The Pensions Administration and Standards Association has drawn up plans for a three-month pension statements season to avoid providers being hit by a capacity crunch.
PASA warned that asking all schemes to produce a benefits statement at the same time would risk a “serious capacity crunch”.
In a paper published last week (December 17), the industry body made a number of recommendations to make the implementation of statements season as easy as possible.
PASA has previously warned statements season itself could cause “significant difficulties, additional and unnecessary costs, and adverse implications” for schemes.
But pensions minister Guy Opperman believes sending everyone simpler annual statement at the same time would lead to conversations about pensions in the pub, which he endorses.
To help diffuse the situation PASA said statements season could be a period of three months, which would be “more effective than a shorter window” and “ensure a better experience and allow the industry to provide savers with the support they need”.
Though noting there was no “perfect time” in which to place a statements season, it recommended the three months should last from September to November, avoiding the start of the calendar year, the summer holidays and the Christmas period, all of which are busy enough already.
It noted the “strongest feelings” evoked by the statements season proposals concerned the format of the statements themselves — specifically, whether they would be sent on paper or digitally.
PASA recommended digital statements but it appears the government is unwilling to write off paper based ones.
Opperman had told a Work and Pensions Committee hearing in November: “Clearly, online versions are very important — dashboards will be crucial.
"But are you seriously saying that your elderly mum or dad, or my elderly mum or dad, and the vast cohort of pensioners out there who are not computer literate let alone unable to understand a savings app or a banking app and a pensions app going forward are [not going] to benefit from this?
“We will require written pension statements for some considerable period of time to come. That is absolutely clear.”
PASA argued that paper-based statements would run contrary to government policy around encouraging digital communications, preparing dashboards data, and minimising carbon footprints.
It also argued statements season information and the definitions underpinning it should align with the pensions dashboards, not least to avoid “saver confusion”.
It also disagreed with proposals that would require trustees to change their current valuation dates, as these would be unnecessary, costly and disruptive, it said.
Finally, it recommended that any implementation date chosen by the government must account for “other time-critical pension projects”, with PASA preferring autumn 2023 as it would allow administrators to prepare and test their systems.

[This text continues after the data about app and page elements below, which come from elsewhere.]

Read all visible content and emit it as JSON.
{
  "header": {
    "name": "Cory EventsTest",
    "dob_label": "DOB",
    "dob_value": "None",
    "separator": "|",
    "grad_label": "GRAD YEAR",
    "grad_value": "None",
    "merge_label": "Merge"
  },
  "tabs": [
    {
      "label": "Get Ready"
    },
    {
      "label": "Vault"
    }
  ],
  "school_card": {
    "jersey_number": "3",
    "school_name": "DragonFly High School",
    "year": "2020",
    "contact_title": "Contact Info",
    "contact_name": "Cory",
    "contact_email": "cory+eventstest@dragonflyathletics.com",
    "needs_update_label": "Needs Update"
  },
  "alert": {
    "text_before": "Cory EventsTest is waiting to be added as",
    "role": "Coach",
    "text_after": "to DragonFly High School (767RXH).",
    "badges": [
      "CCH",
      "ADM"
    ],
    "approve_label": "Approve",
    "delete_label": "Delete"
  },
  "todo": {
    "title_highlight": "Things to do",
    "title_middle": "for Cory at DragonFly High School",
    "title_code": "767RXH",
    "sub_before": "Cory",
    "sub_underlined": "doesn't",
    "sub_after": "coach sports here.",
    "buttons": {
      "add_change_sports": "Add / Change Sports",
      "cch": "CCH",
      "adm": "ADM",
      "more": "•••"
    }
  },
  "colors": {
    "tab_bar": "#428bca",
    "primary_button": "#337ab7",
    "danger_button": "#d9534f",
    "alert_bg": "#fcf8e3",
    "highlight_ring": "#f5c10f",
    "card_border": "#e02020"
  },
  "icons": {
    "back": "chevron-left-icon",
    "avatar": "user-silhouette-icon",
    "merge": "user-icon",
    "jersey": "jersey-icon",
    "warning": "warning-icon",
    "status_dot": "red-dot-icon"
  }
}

“An early launch of a statements season could compromise the ability of administrators to effectively manage other recent and upcoming policy changes during 2022, including new rules on transfers out, production of simpler annual benefit statements, dashboards compliance and the upcoming nudge to guidance,” it said.